Camping, as many people will tell you, can be great fun. The allure of discarding all the banal trivia that can clutter up our lives and replacing them with the wholesome simplicity of fresh air and open spaces is obvious. It was this type of escape my girlfriend and I craved, tired of asphyxiating everyday in our rented flat. We bought a tent, we bought some sleeping bags and we bought into the dream of the great outdoors. So, where to go? 30€ for a return to Cadaquez seemed prohibitively expensive, so we decided to hop down the coast to the more affordable Villa Nova. The Rough Guide had told us the campsite was "pleasant though modest" but more importantly "on the beach" It omitted to tell us exactly where it was located and how to get there, but it couldn't be that hard could it, surely?
Alighting at the train station, we strolled purposefully down to the beach and after a bit of "Donde esta-ing" found our way to the Tourist Office where we asked which direction did we need to walk in. "WALK?" The lady behind the counter exclaimed, making a face like we had asked to be transported by dragons. After an enthusiastic telephone call she advised us to get the No. 1 bus, and after stocking up on wine and some unfeasibly large loaves and returning to the bus station, we did. I'm no expert in Tourist information, but if I were aware that two different No. 1 buses run by two different bus companies, going to wildly different destinations leave from the same station, I might have mentioned it at least in passing. She didn't mention it, and needless to say we boarded the wrong bus.
So, after possibly the most circuitous journey known to man, the bus deposits us at a mountain campsite where eagles would get vertigo. True, you could walk to the beach, but it's the kind of walk Henry Morton Stanley would baulk at. We explained in our best 'Spanglish' that we needed to be 'aqui, no aqui' and for a small fee the driver agreed to take us back to the bus station, again. Not wishing to return back there for the third time in as many hours, we got out halfway down and hit the prosaically named C31.
After half an hour in the blistering midday sun, laden with ridiculous amounts of cumbersome bags and camping equipment, the bread having fallen into the drainage ditch that runs along that forlorn and featureless carriageway for the third time, it dawned on me that this was not a particularly entertaining experience. In fact it was possibly the worst experience of my life, and I include in that the day I spent in hospital getting a pilonidal sinus removed from my arse. At least I was sedated for that- no amount of drugs could make this march across barren wilderness even remotely 'cheery'.
An hour later we were told that the campsite was “complete” but there was another one five minutes down the road. The guy clearly must have traveled everywhere by fighter jet because it was at least half an hour before we saw the faded flags of various European countries announcing that we had indeed arrived. Like a thirsty man falling upon an oasis, I grasped the receptionist.

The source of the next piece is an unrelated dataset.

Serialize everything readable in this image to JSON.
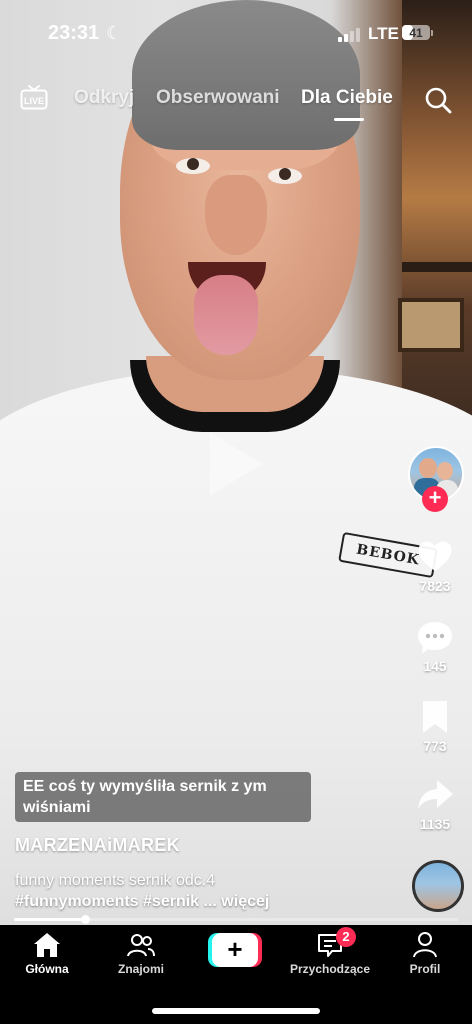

'Señor, por favour, por favour', I pleaded with the man, ' Tell me you have space for two people'?
'Of course Señor,' he said. I could feel tears of gratitude welling up in my eyes. 'If you could fill out these forms… (anything, give them to me)…and if I could just take your passports....'
On the train home, the mood was a sombre one. Tears had been shed; cross words spoken. Of course, had we been going to a hotel or a pension, passports would have been high on our pre journey checklist, but going to a place where security of your valuables depends on, essentially, a bit of fabric fastened by a zip, we had thought it more prudent to leave ours at home. Wrong- very wrong.
We did go camping eventually, about a week later when the scars had healed and the nightmares had all but abated. The young people were courteous enough to stop playing drums at a little before 5am, allowing us the luxury of a few hours much needed sleep. The dysentery was easy calmed with a few Imodium and the lightning didn't damage the tent TOO badly. All in all, we had a wonderful time, as one inevitably will when one girds one's loins and pitches out under canvas in the great outdoors. Camping, as many people tell you, can be great fun.
by Phil Smith